- Rayners Lane F.C. of the Hellenic Football League Division 1 East
- Dame Janet Baker, opera singer, was born in South Harrow
- Bill Bartlett, guitarist of 1960s psychedelic pop group The Lemon Pipers, was born in South Harrow
- Todd Carty, actor, star of Grange Hill, EastEnders and The Bill, grew up in South Harrow
- Kenneth Connor (1918–1993), actor, best known for his appearances in the Carry On films, lived in South Harrow
- Tom Fletcher, singer and guitarist of pop group McFly, and his sister Carrie Hope Fletcher, singer and West End actress, were born in South Harrow
- Johnny Kidd (1935–1966)n British rock and roll legend lived in South Harrow
- Robin Leach, Brit presenter of US TV hit Lifestyles of the Rich and Famous, was born in South Harrow
- Screaming Lord Sutch (1940–1999), musician and founder of the Monster Raving Loony Party, lived in South Harrow at the time of his death
- Rick Wakeman, keyboardist of prog rock band Yes, grew up in South Harrow
- Ernie Wise (1925–1999), of comedy duo Morecambe and Wise, lived in South Harrow

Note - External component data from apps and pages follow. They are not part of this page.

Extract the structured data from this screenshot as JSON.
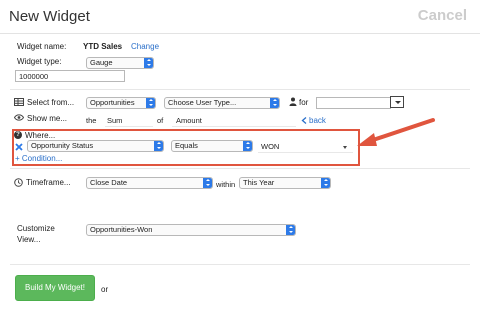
{
  "header": {
    "title": "New Widget",
    "cancel_label": "Cancel"
  },
  "widget_name": {
    "label": "Widget name:",
    "value": "YTD Sales",
    "change_label": "Change"
  },
  "widget_type": {
    "label": "Widget type:",
    "selected": "Gauge",
    "number_value": "1000000"
  },
  "select_from": {
    "label": "Select from...",
    "object": "Opportunities",
    "user_type": "Choose User Type...",
    "for_label": "for",
    "for_value": ""
  },
  "show_me": {
    "label": "Show me...",
    "the_label": "the",
    "aggregate": "Sum",
    "of_label": "of",
    "field": "Amount",
    "back_label": "back"
  },
  "where": {
    "label": "Where...",
    "field": "Opportunity Status",
    "operator": "Equals",
    "value": "WON",
    "add_condition_label": "+ Condition..."
  },
  "timeframe": {
    "label": "Timeframe...",
    "date_field": "Close Date",
    "within_label": "within",
    "period": "This Year"
  },
  "customize_view": {
    "label_line1": "Customize",
    "label_line2": "View...",
    "selected": "Opportunities-Won"
  },
  "footer": {
    "build_label": "Build My Widget!",
    "or_label": "or"
  },
  "colors": {
    "link": "#2a6fc9",
    "select_arrow": "#2d7ae8",
    "highlight_border": "#e0553e",
    "build_button": "#5cb85c"
  },
  "icons": [
    "table-icon",
    "eye-icon",
    "question-icon",
    "close-icon",
    "clock-icon",
    "user-icon",
    "chevron-left-icon",
    "caret-down-icon"
  ]
}
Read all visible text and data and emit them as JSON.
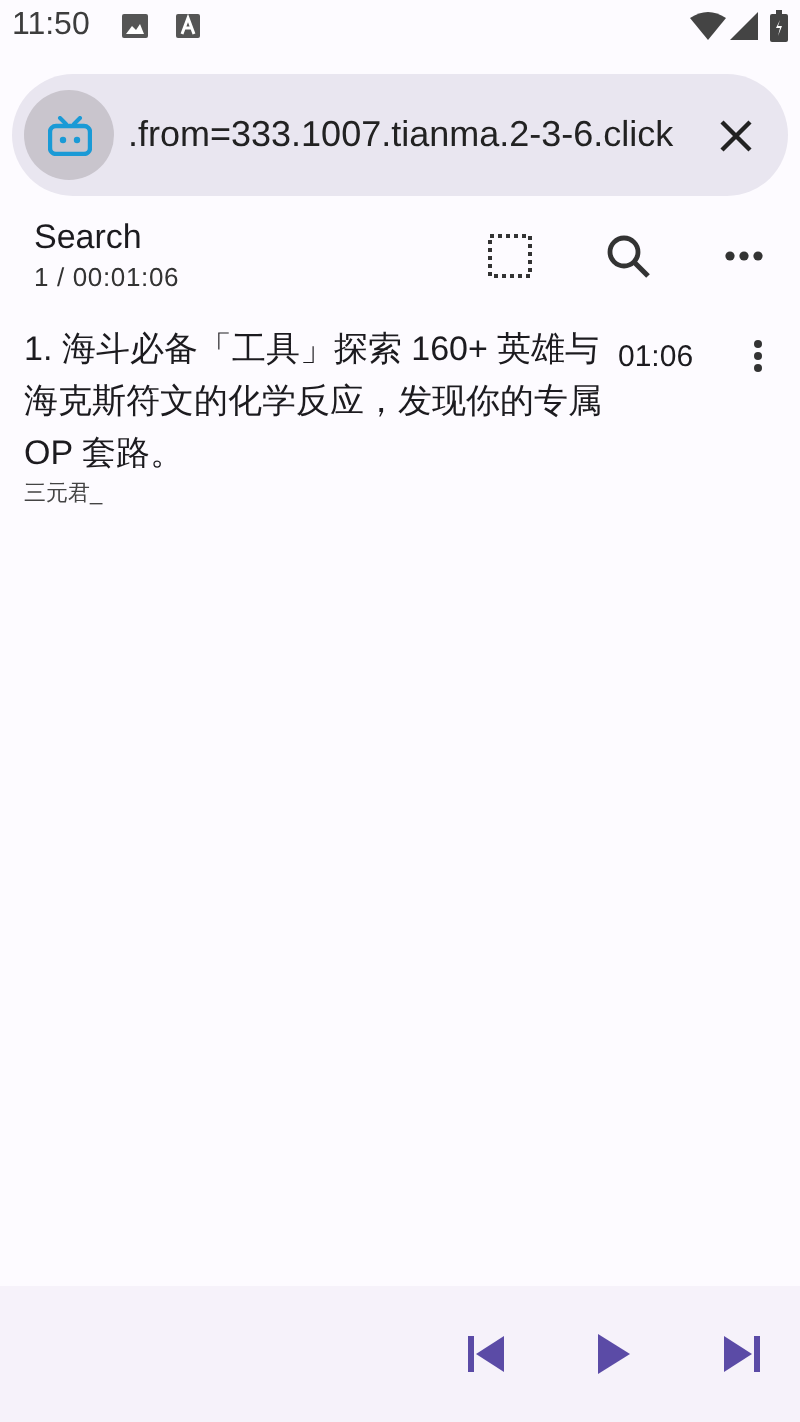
{
  "status_bar": {
    "time": "11:50"
  },
  "address_bar": {
    "url": ".from=333.1007.tianma.2-3-6.click"
  },
  "header": {
    "title": "Search",
    "subtitle": "1 / 00:01:06"
  },
  "items": [
    {
      "title": "1. 海斗必备「工具」探索 160+ 英雄与海克斯符文的化学反应，发现你的专属 OP 套路。",
      "author": "三元君_",
      "duration": "01:06"
    }
  ]
}
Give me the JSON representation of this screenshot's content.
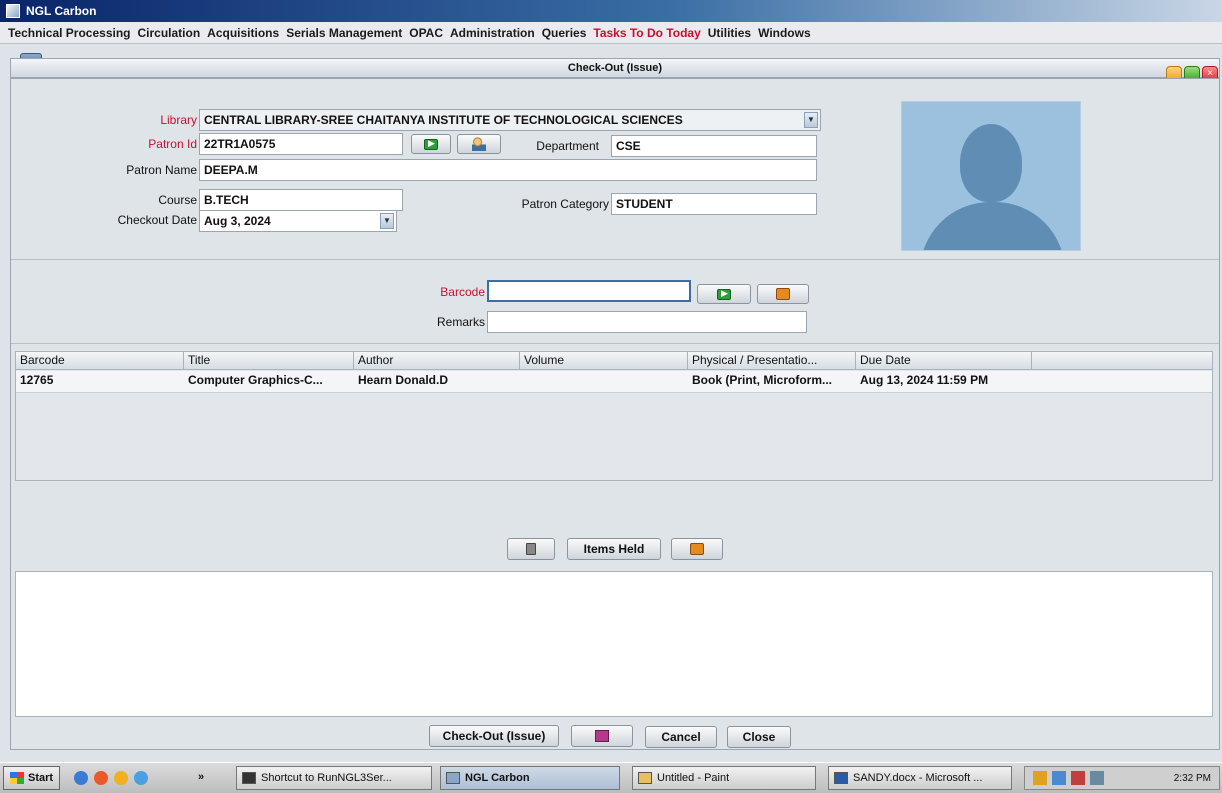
{
  "app": {
    "title": "NGL Carbon",
    "controls": [
      "_",
      "□",
      "×"
    ]
  },
  "menu": [
    {
      "label": "Technical Processing",
      "hot": false
    },
    {
      "label": "Circulation",
      "hot": false
    },
    {
      "label": "Acquisitions",
      "hot": false
    },
    {
      "label": "Serials Management",
      "hot": false
    },
    {
      "label": "OPAC",
      "hot": false
    },
    {
      "label": "Administration",
      "hot": false
    },
    {
      "label": "Queries",
      "hot": false
    },
    {
      "label": "Tasks To Do Today",
      "hot": true
    },
    {
      "label": "Utilities",
      "hot": false
    },
    {
      "label": "Windows",
      "hot": false
    }
  ],
  "frame": {
    "title": "Check-Out (Issue)",
    "close_glyph": "×"
  },
  "form": {
    "library_label": "Library",
    "library_value": "CENTRAL LIBRARY-SREE CHAITANYA INSTITUTE OF TECHNOLOGICAL SCIENCES",
    "patron_id_label": "Patron Id",
    "patron_id_value": "22TR1A0575",
    "department_label": "Department",
    "department_value": "CSE",
    "patron_name_label": "Patron Name",
    "patron_name_value": "DEEPA.M",
    "course_label": "Course",
    "course_value": "B.TECH",
    "patron_category_label": "Patron Category",
    "patron_category_value": "STUDENT",
    "checkout_date_label": "Checkout Date",
    "checkout_date_value": "Aug 3, 2024",
    "dropdown_glyph": "▼"
  },
  "scan": {
    "barcode_label": "Barcode",
    "barcode_value": "",
    "remarks_label": "Remarks",
    "remarks_value": ""
  },
  "table": {
    "columns": [
      "Barcode",
      "Title",
      "Author",
      "Volume",
      "Physical / Presentatio...",
      "Due Date"
    ],
    "rows": [
      {
        "barcode": "12765",
        "title": "Computer Graphics-C...",
        "author": "Hearn Donald.D",
        "volume": "",
        "physical": "Book (Print, Microform...",
        "due_date": "Aug 13, 2024 11:59 PM"
      }
    ]
  },
  "actions_mid": {
    "items_held_label": "Items Held"
  },
  "actions_bottom": {
    "checkout_label": "Check-Out (Issue)",
    "cancel_label": "Cancel",
    "close_label": "Close"
  },
  "taskbar": {
    "start_label": "Start",
    "chevron": "»",
    "items": [
      {
        "label": "Shortcut to RunNGL3Ser...",
        "active": false
      },
      {
        "label": "NGL Carbon",
        "active": true
      },
      {
        "label": "Untitled - Paint",
        "active": false
      },
      {
        "label": "SANDY.docx - Microsoft ...",
        "active": false
      }
    ],
    "clock": "2:32 PM"
  }
}
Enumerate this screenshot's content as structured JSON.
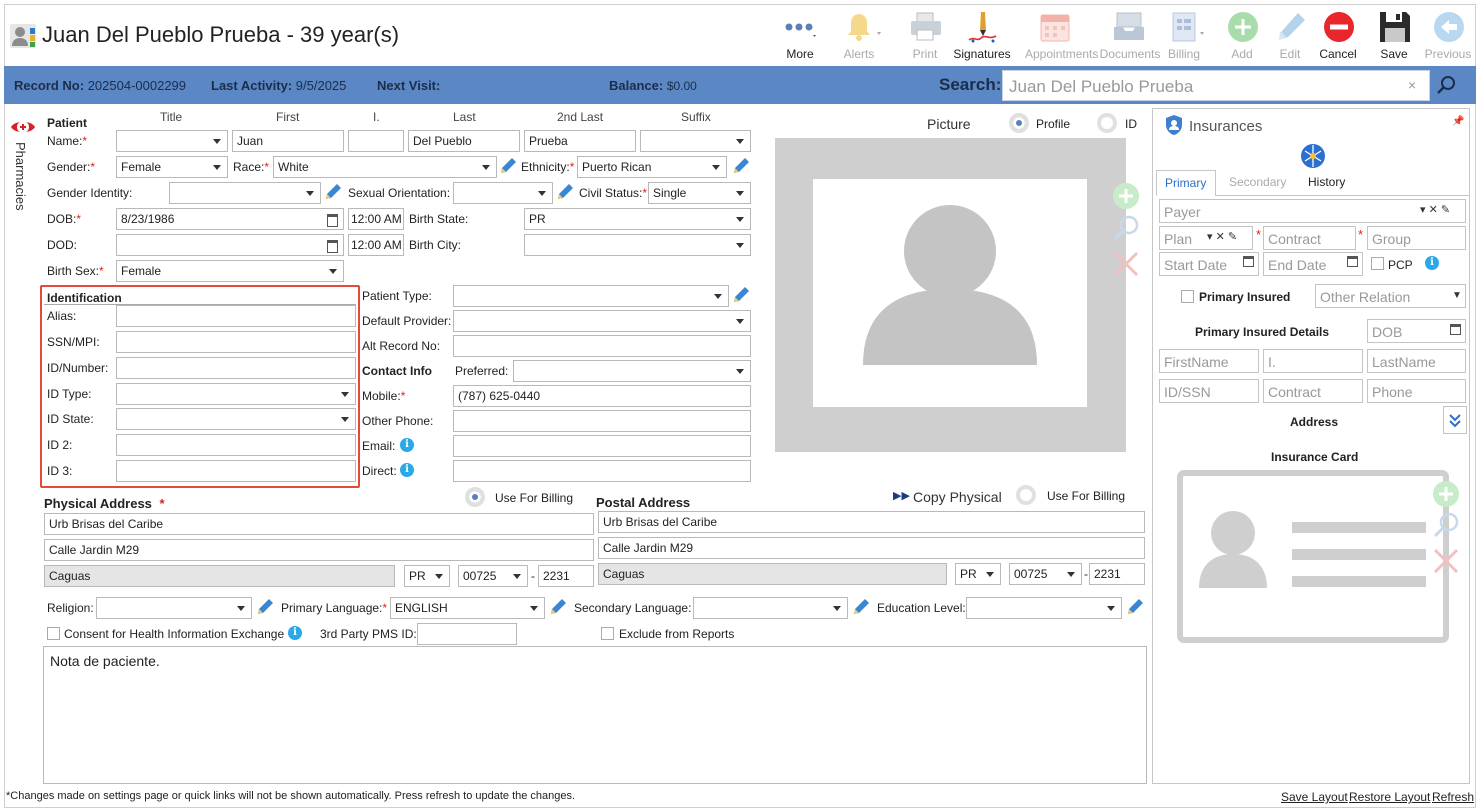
{
  "header": {
    "title": "Juan Del Pueblo Prueba - 39 year(s)",
    "toolbar": [
      {
        "label": "More",
        "icon": "more-dots-icon",
        "enabled": true
      },
      {
        "label": "Alerts",
        "icon": "bell-icon",
        "enabled": false
      },
      {
        "label": "Print",
        "icon": "printer-icon",
        "enabled": false
      },
      {
        "label": "Signatures",
        "icon": "signature-pen-icon",
        "enabled": true
      },
      {
        "label": "Appointments",
        "icon": "calendar-icon",
        "enabled": false
      },
      {
        "label": "Documents",
        "icon": "inbox-tray-icon",
        "enabled": false
      },
      {
        "label": "Billing",
        "icon": "billing-icon",
        "enabled": false
      },
      {
        "label": "Add",
        "icon": "plus-circle-icon",
        "enabled": false
      },
      {
        "label": "Edit",
        "icon": "pencil-icon",
        "enabled": false
      },
      {
        "label": "Cancel",
        "icon": "cancel-circle-icon",
        "enabled": true
      },
      {
        "label": "Save",
        "icon": "floppy-disk-icon",
        "enabled": true
      },
      {
        "label": "Previous",
        "icon": "arrow-left-circle-icon",
        "enabled": false
      }
    ]
  },
  "infobar": {
    "record_label": "Record No:",
    "record_value": "202504-0002299",
    "activity_label": "Last Activity:",
    "activity_value": "9/5/2025",
    "next_label": "Next Visit:",
    "next_value": "",
    "balance_label": "Balance:",
    "balance_value": "$0.00",
    "search_label": "Search:",
    "search_value": "Juan Del Pueblo Prueba",
    "search_clear": "×"
  },
  "side_tab": "Pharmacies",
  "patient": {
    "section": "Patient",
    "col_title": "Title",
    "col_first": "First",
    "col_i": "I.",
    "col_last": "Last",
    "col_2nd": "2nd Last",
    "col_suffix": "Suffix",
    "name_label": "Name:",
    "title": "",
    "first": "Juan",
    "initial": "",
    "last": "Del Pueblo",
    "second_last": "Prueba",
    "suffix": "",
    "gender_label": "Gender:",
    "gender": "Female",
    "race_label": "Race:",
    "race": "White",
    "ethnicity_label": "Ethnicity:",
    "ethnicity": "Puerto Rican",
    "gender_identity_label": "Gender Identity:",
    "gender_identity": "",
    "sexual_orientation_label": "Sexual Orientation:",
    "sexual_orientation": "",
    "civil_status_label": "Civil Status:",
    "civil_status": "Single",
    "dob_label": "DOB:",
    "dob": "8/23/1986",
    "dob_time": "12:00 AM",
    "birth_state_label": "Birth State:",
    "birth_state": "PR",
    "dod_label": "DOD:",
    "dod": "",
    "dod_time": "12:00 AM",
    "birth_city_label": "Birth City:",
    "birth_city": "",
    "birth_sex_label": "Birth Sex:",
    "birth_sex": "Female"
  },
  "identification": {
    "section": "Identification",
    "alias_label": "Alias:",
    "alias": "",
    "ssn_label": "SSN/MPI:",
    "ssn": "",
    "idnum_label": "ID/Number:",
    "idnum": "",
    "idtype_label": "ID Type:",
    "idtype": "",
    "idstate_label": "ID State:",
    "idstate": "",
    "id2_label": "ID 2:",
    "id2": "",
    "id3_label": "ID 3:",
    "id3": ""
  },
  "details": {
    "patient_type_label": "Patient Type:",
    "patient_type": "",
    "default_provider_label": "Default Provider:",
    "default_provider": "",
    "alt_record_label": "Alt Record No:",
    "alt_record": "",
    "contact_section": "Contact Info",
    "preferred_label": "Preferred:",
    "preferred": "",
    "mobile_label": "Mobile:",
    "mobile": "(787) 625-0440",
    "other_phone_label": "Other Phone:",
    "other_phone": "",
    "email_label": "Email:",
    "email": "",
    "direct_label": "Direct:",
    "direct": ""
  },
  "picture": {
    "label": "Picture",
    "profile_label": "Profile",
    "id_label": "ID"
  },
  "physical": {
    "title": "Physical Address",
    "use_billing": "Use For Billing",
    "line1": "Urb Brisas del Caribe",
    "line2": "Calle Jardin M29",
    "city": "Caguas",
    "state": "PR",
    "zip": "00725",
    "zip4": "2231"
  },
  "postal": {
    "title": "Postal Address",
    "copy": "Copy Physical",
    "use_billing": "Use For Billing",
    "line1": "Urb Brisas del Caribe",
    "line2": "Calle Jardin M29",
    "city": "Caguas",
    "state": "PR",
    "zip": "00725",
    "zip4": "2231"
  },
  "misc": {
    "religion_label": "Religion:",
    "religion": "",
    "primary_lang_label": "Primary Language:",
    "primary_lang": "ENGLISH",
    "secondary_lang_label": "Secondary Language:",
    "secondary_lang": "",
    "education_label": "Education Level:",
    "education": "",
    "consent_label": "Consent for Health Information Exchange",
    "pms_label": "3rd Party PMS ID:",
    "pms": "",
    "exclude_label": "Exclude from Reports"
  },
  "note": "Nota de paciente.",
  "footer": {
    "message": "*Changes made on settings page or quick links will not be shown automatically. Press refresh to update the changes.",
    "save_layout": "Save Layout",
    "restore_layout": "Restore Layout",
    "refresh": "Refresh"
  },
  "insurance": {
    "title": "Insurances",
    "tabs": [
      "Primary",
      "Secondary",
      "History"
    ],
    "payer": "Payer",
    "plan": "Plan",
    "contract": "Contract",
    "group": "Group",
    "start_date": "Start Date",
    "end_date": "End Date",
    "pcp": "PCP",
    "primary_insured": "Primary Insured",
    "other_relation": "Other Relation",
    "details_title": "Primary Insured Details",
    "dob": "DOB",
    "firstname": "FirstName",
    "initial": "I.",
    "lastname": "LastName",
    "idssn": "ID/SSN",
    "contract2": "Contract",
    "phone": "Phone",
    "address": "Address",
    "card": "Insurance Card"
  }
}
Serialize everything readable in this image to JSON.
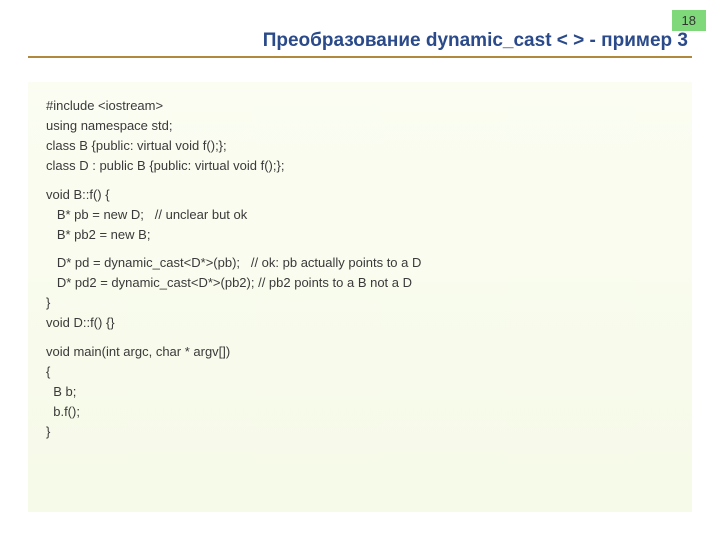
{
  "page_number": "18",
  "title": "Преобразование dynamic_cast < > - пример 3",
  "code": {
    "l1": "#include <iostream>",
    "l2": "using namespace std;",
    "l3": "class B {public: virtual void f();};",
    "l4": "class D : public B {public: virtual void f();};",
    "l5": "void B::f() {",
    "l6": "   B* pb = new D;   // unclear but ok",
    "l7": "   B* pb2 = new B;",
    "l8": "   D* pd = dynamic_cast<D*>(pb);   // ok: pb actually points to a D",
    "l9": "   D* pd2 = dynamic_cast<D*>(pb2); // pb2 points to a B not a D",
    "l10": "}",
    "l11": "void D::f() {}",
    "l12": "void main(int argc, char * argv[])",
    "l13": "{",
    "l14": "  B b;",
    "l15": "  b.f();",
    "l16": "}"
  }
}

On 7 May 2008 at 9.38pm two houses were destroyed completely and the third badly damaged by a gas explosion in South Harrow. Three people were treated by paramedics after being rescued by firefighters in the rubble. Two survived, but a man was pronounced dead at the scene. Residents of Stanley Road were evacuated. Scotland Yard announced that the explosion could have been a murder, but it was later found to be an accident.<ref name="gas">Template:Cite news</ref>